#### [What is needed]
Scan the records for "badge". Show the matching lines.

#### [Record excerpts]
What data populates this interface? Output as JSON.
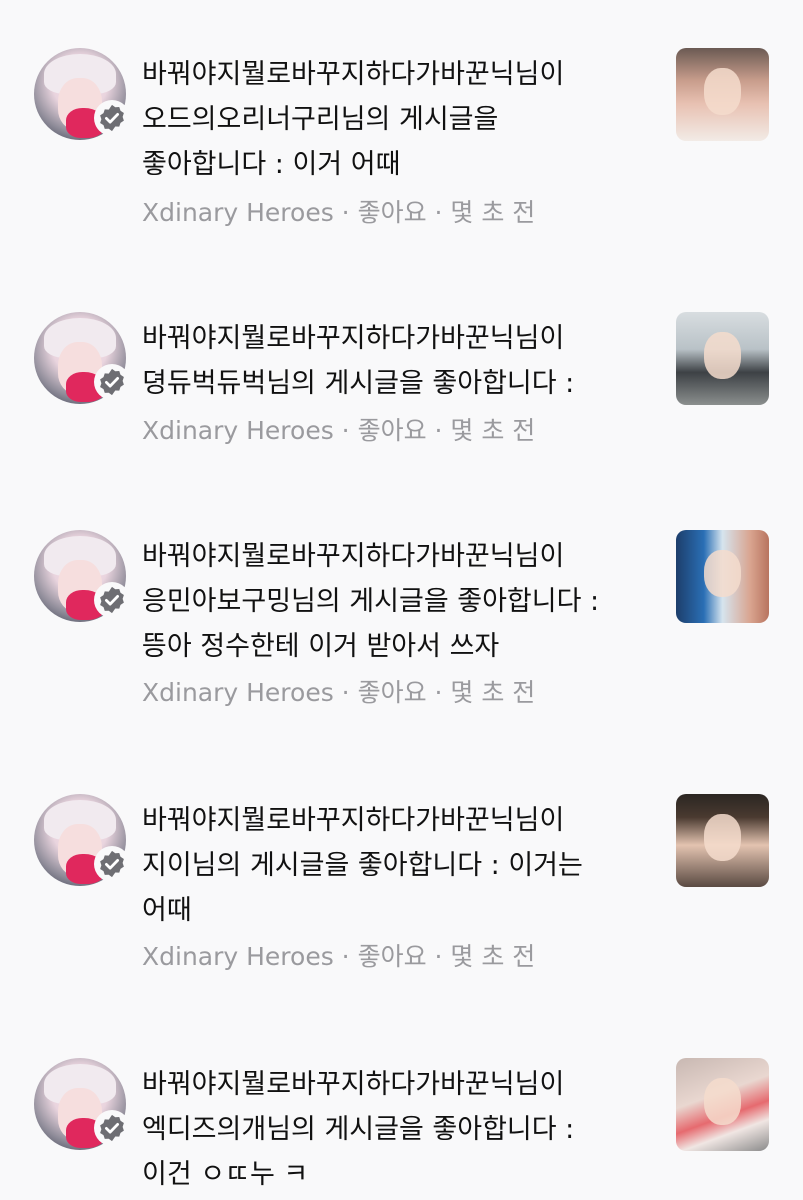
{
  "notifications": [
    {
      "lines": [
        "바꿔야지뭘로바꾸지하다가바꾼닉님이",
        "오드의오리너구리님의 게시글을",
        "좋아합니다 : 이거 어때"
      ],
      "meta": "Xdinary Heroes · 좋아요 · 몇 초 전"
    },
    {
      "lines": [
        "바꿔야지뭘로바꾸지하다가바꾼닉님이",
        "뎡듀벅듀벅님의 게시글을 좋아합니다 :"
      ],
      "meta": "Xdinary Heroes · 좋아요 · 몇 초 전"
    },
    {
      "lines": [
        "바꿔야지뭘로바꾸지하다가바꾼닉님이",
        "응민아보구밍님의 게시글을 좋아합니다 :",
        "뜽아 정수한테 이거 받아서 쓰자"
      ],
      "meta": "Xdinary Heroes · 좋아요 · 몇 초 전"
    },
    {
      "lines": [
        "바꿔야지뭘로바꾸지하다가바꾼닉님이",
        "지이님의 게시글을 좋아합니다 : 이거는",
        "어때"
      ],
      "meta": "Xdinary Heroes · 좋아요 · 몇 초 전"
    },
    {
      "lines": [
        "바꿔야지뭘로바꾸지하다가바꾼닉님이",
        "엑디즈의개님의 게시글을 좋아합니다 :",
        "이건 ㅇㄸ누 ㅋ"
      ],
      "meta": ""
    }
  ],
  "icons": {
    "avatar": "profile-avatar-icon",
    "badge": "verified-badge-icon"
  },
  "colors": {
    "background": "#f9f9fa",
    "text": "#111111",
    "meta": "#9a9a9e",
    "badge": "#6e6e73"
  }
}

#### [Result of this exercise]
    "badge": "verified-badge-icon"
    "badge": "#6e6e73"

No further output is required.